How long have you been creating content for your website? How many blog posts do you have on your blog?
If you’ve been in business for years, and have had a content marketing strategy in place, the numbers could be huge. Now it’s time to ask another question:
Is all of your content still relevant for what you do?
Even if you sell a widget, and you’ve never deterred from that plan, life happens. Things change. Hello, 2020.
Are people still buying your widget for the same reasons they were even one short year ago?
Why it’s important to re-evaluate your content and keep it up to date.
What’s the biggest reason you should pay attention to old blog posts? Let’s say someone finds a post you wrote three years ago. It’s optimized and doing very well in the search engines. But upon closer examination, you also find it’s a page where people leave your site and never return. When you read through it, you see why: its focus is on something that expired three years ago. Why should they stay and research something that no longer exists?
Depending on your industry, things change rapidly. We see that right here within our own niche. If we approached SEO the same way we did three years ago, it would be a recipe for disaster.
While it’s great that content online will last for the life of your website, that doesn’t necessarily mean it stays relevant during that time frame. It’s up to you to ensure everything on your site stays valid, no matter how old it is.
Why is keeping content fresh important?
Fresh content is important for your readers. If it isn’t accurate, it doesn’t belong on your site.
It’s also important for Google. Google isn’t monitored by humans. Instead, it’s observed by spiders that are constantly on the lookout for changes to the pages it ranks. If a page sits for weeks – months – years – Google basically ignores it. It’s been ranked, and with nothing new, why pass over it again? When you make changes to a page, however, it gives Google a reason to re-evaluate it.
If you change minor things about a post, it might be best just to make the corrections and move on. If it requires significant changes, it might be more relevant to rewrite it and republish it. You can do this by simply changing the publishing date, which will allow it to be placed at the top of your blog list once again. If you choose this method, just be sure to delete old comments. It will look funny to readers to see a current blog post with comments dating back years before.
What is a cornerstone post and why do you need them?
Think you’re creating blog posts just to create content? If so, then you really don’t understand or have a content marketing strategy in place.
Content is about gaining traffic and raising awareness. Eventually, you’ll create a variety of posts, all based around a topic that matters most to your business. This is what your brand stands for. It’s who you are. What you sell.
That’s what cornerstone content is. It’s posts and pages that define your brand and hold your website together. It’s what attracts people to your content, what users will read and want to share, instantly recognizing the value you offer your client base.
Cornerstone pieces have the potential to bring in a lot of traffic, but only if you choose to use them correctly.

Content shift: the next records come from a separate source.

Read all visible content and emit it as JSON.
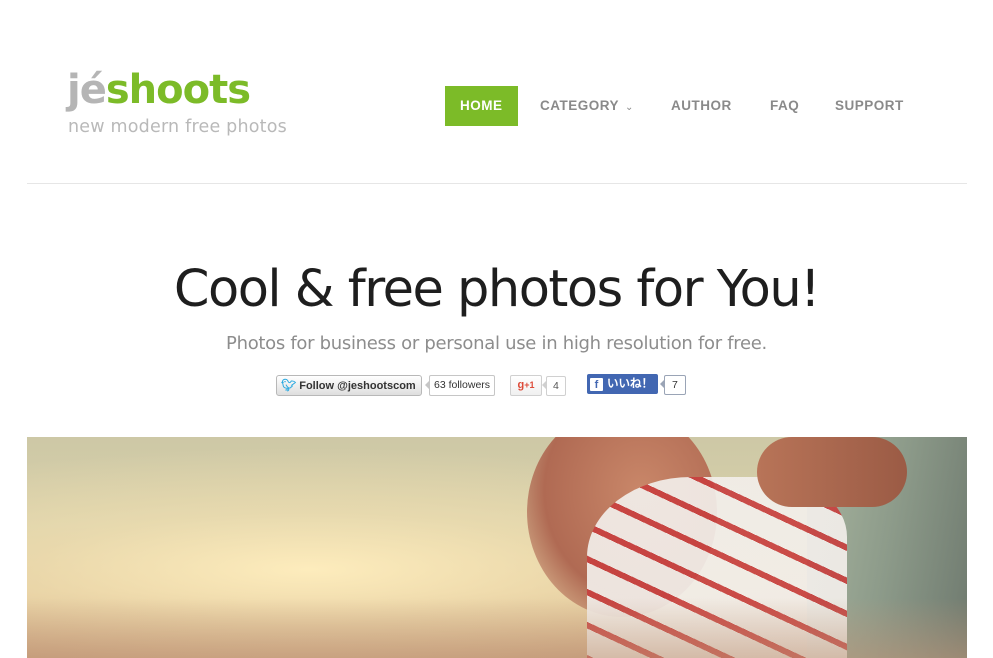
{
  "logo": {
    "part1": "jé",
    "part2": "shoots",
    "tagline": "new modern free photos"
  },
  "nav": {
    "items": [
      {
        "label": "HOME",
        "active": true
      },
      {
        "label": "CATEGORY",
        "dropdown": true
      },
      {
        "label": "AUTHOR"
      },
      {
        "label": "FAQ"
      },
      {
        "label": "SUPPORT"
      }
    ]
  },
  "hero": {
    "title": "Cool & free photos for You!",
    "subtitle": "Photos for business or personal use in high resolution for free."
  },
  "social": {
    "twitter": {
      "label": "Follow @jeshootscom",
      "count": "63 followers"
    },
    "gplus": {
      "label": "+1",
      "count": "4"
    },
    "facebook": {
      "label": "いいね！",
      "count": "7"
    }
  },
  "colors": {
    "brand_green": "#7cbb28",
    "facebook_blue": "#4267b2",
    "twitter_blue": "#2aa9e0",
    "gplus_red": "#dd4b39"
  },
  "icons": {
    "twitter": "twitter-bird-icon",
    "gplus": "google-plus-icon",
    "facebook": "facebook-f-icon",
    "dropdown": "chevron-down-icon"
  }
}
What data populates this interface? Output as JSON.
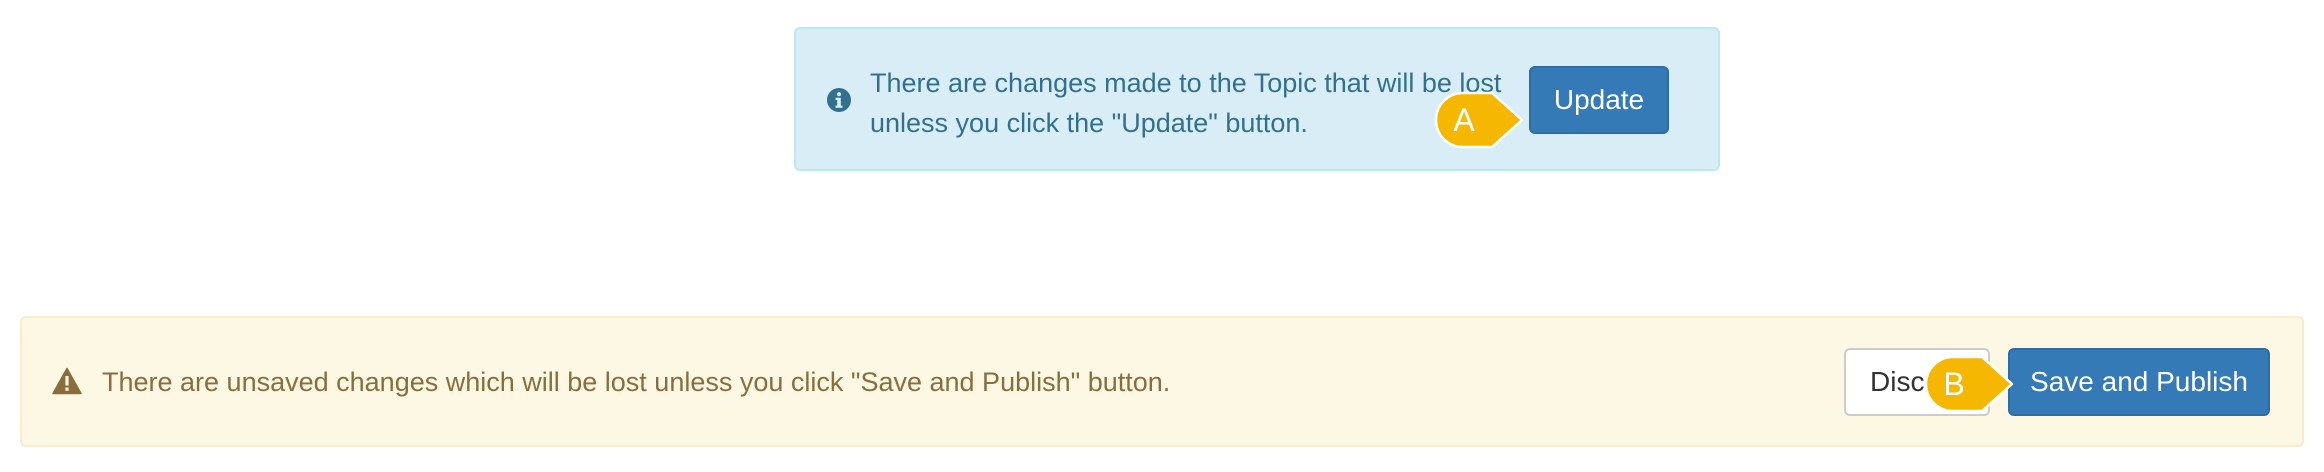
{
  "info_alert": {
    "message": "There are changes made to the Topic that will be lost unless you click the \"Update\" button.",
    "button_label": "Update",
    "icon": "info-circle-icon"
  },
  "warning_alert": {
    "message": "There are unsaved changes which will be lost unless you click \"Save and Publish\" button.",
    "icon": "warning-triangle-icon",
    "discard_label": "Disc",
    "publish_label": "Save and Publish"
  },
  "callouts": {
    "a": "A",
    "b": "B"
  },
  "colors": {
    "info_background": "#d9edf7",
    "info_text": "#31708f",
    "warning_background": "#fcf8e3",
    "warning_text": "#8a6d3b",
    "primary_button": "#337ab7",
    "callout": "#f5b700"
  }
}
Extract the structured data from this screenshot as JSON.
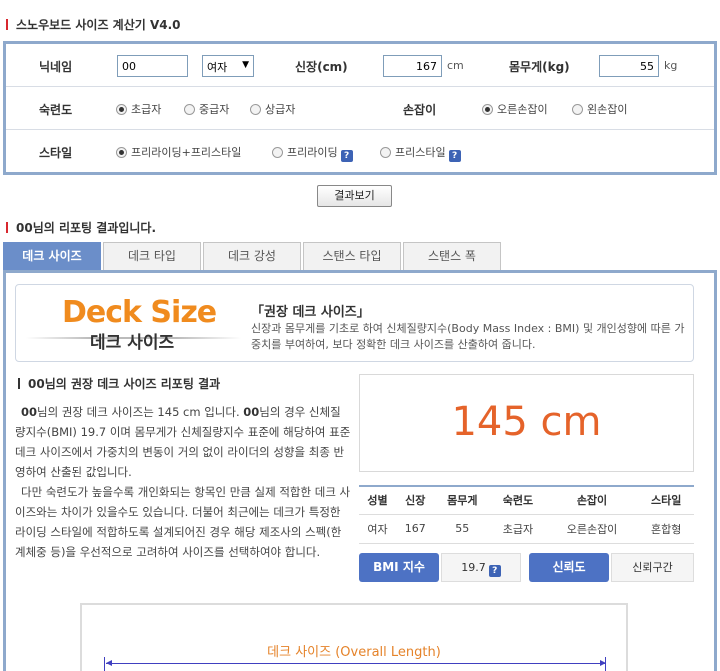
{
  "app": {
    "title": "스노우보드 사이즈 계산기 V4.0"
  },
  "form": {
    "nickname_label": "닉네임",
    "nickname_value": "00",
    "gender_value": "여자",
    "height_label": "신장(cm)",
    "height_value": "167",
    "height_unit": "cm",
    "weight_label": "몸무게(kg)",
    "weight_value": "55",
    "weight_unit": "kg",
    "skill_label": "숙련도",
    "skill_options": [
      "초급자",
      "중급자",
      "상급자"
    ],
    "skill_selected": "초급자",
    "stance_label": "손잡이",
    "stance_options": [
      "오른손잡이",
      "왼손잡이"
    ],
    "stance_selected": "오른손잡이",
    "style_label": "스타일",
    "style_options": [
      "프리라이딩+프리스타일",
      "프리라이딩",
      "프리스타일"
    ],
    "style_selected": "프리라이딩+프리스타일",
    "help_icon_text": "?"
  },
  "result_button": "결과보기",
  "report_header": "00님의 리포팅 결과입니다.",
  "tabs": [
    "데크 사이즈",
    "데크 타입",
    "데크 강성",
    "스탠스 타입",
    "스탠스 폭"
  ],
  "banner": {
    "logo_en": "Deck Size",
    "logo_ko": "데크 사이즈",
    "title": "「권장 데크 사이즈」",
    "desc": "신장과 몸무게를 기초로 하여 신체질량지수(Body Mass Index : BMI) 및 개인성향에 따른 가중치를 부여하여, 보다 정확한 데크 사이즈를 산출하여 줍니다."
  },
  "report": {
    "title": "00님의 권장 데크 사이즈 리포팅 결과",
    "p1_name": "00",
    "p1_a": "님의 권장 데크 사이즈는 145 cm 입니다. ",
    "p1_name2": "00",
    "p1_b": "님의 경우 신체질량지수(BMI) 19.7 이며 몸무게가 신체질량지수 표준에 해당하여 표준 데크 사이즈에서 가중치의 변동이 거의 없이 라이더의 성향을 최종 반영하여 산출된 값입니다.",
    "p2": "다만 숙련도가 높을수록 개인화되는 항목인 만큼 실제 적합한 데크 사이즈와는 차이가 있을수도 있습니다. 더불어 최근에는 데크가 특정한 라이딩 스타일에 적합하도록 설계되어진 경우 해당 제조사의 스펙(한계체중 등)을 우선적으로 고려하여 사이즈를 선택하여야 합니다."
  },
  "result": {
    "value": "145 cm"
  },
  "table": {
    "headers": [
      "성별",
      "신장",
      "몸무게",
      "숙련도",
      "손잡이",
      "스타일"
    ],
    "row": [
      "여자",
      "167",
      "55",
      "초급자",
      "오른손잡이",
      "혼합형"
    ]
  },
  "bmi": {
    "label": "BMI 지수",
    "value": "19.7"
  },
  "trust": {
    "label": "신뢰도",
    "value": "신뢰구간"
  },
  "diagram": {
    "label": "데크 사이즈 (Overall Length)"
  }
}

They don’t duplicate other content already on your site, but instead bring everything together.
As you work through your data and create them, it gives you a chance to evaluate each post on its own, make changes as needed, add depth to some while deleting others that may appear too repetitive.
And when you’re done, you have content that is by far more in-depth than anything a searcher will find with most of your competition. This is what starts to separate you from the pack.
Finding your cornerstone pages
As you build cornerstone pieces and go in-depth with your content, it’s important to start with the big picture. What does your brand stand for? What products or services do you offer? How do people search for you? What are they looking for as they search you out?
Businesses often have more than one cornerstone relevant to the way they do business. For example, here at DMG, we build around digital marketing, SEO strategy, and content creation. Each has its own focus and its own audience.
What are yours? You can ask employees, valued clients, or even friends that know your business well if you have trouble narrowing it down. Select three to five cornerstones to start, anymore would be too wide and detailed.
You can also ask: What do I want people to take away when they leave my site?
This is what can help lead you to become the expert in your niche. It can allow you to dive deeper into your topic, and find ways to approach it you might not have thought of before.
An easy way to keep your existing content fresh for years to come.
Are you writing the correct content to attract the right visitors? Are you using the right keywords to focus your target audience on what you do?
With your keywords in mind, take a blank piece of paper and write your website name in the middle. From there, draw lines out to your selected keywords. Then spider out again and add the topics most relevant to these key terms.
Identify what you’ve already written. What do you need to do to improve these posts? What topics do you need to dive deeper into? What can you add to make it more relevant?
While this may seem like a project that you do once and put it away, we find it beneficial to repeat regularly.
This is what makes you look at your business through a fresh pair of eyes.
This is where you can find new approaches to customers you might not have targeted before.
This is how you stay relevant to both your customers and to Google.
Doesn’t that make it something you should be doing regularly for your business?
If you’re ready to thrive and stay relevant in the months and years to come, let’s talk about refreshing your digital marketing strategy, and find ways to create an internet presence that has your prospects and customers loving what you do.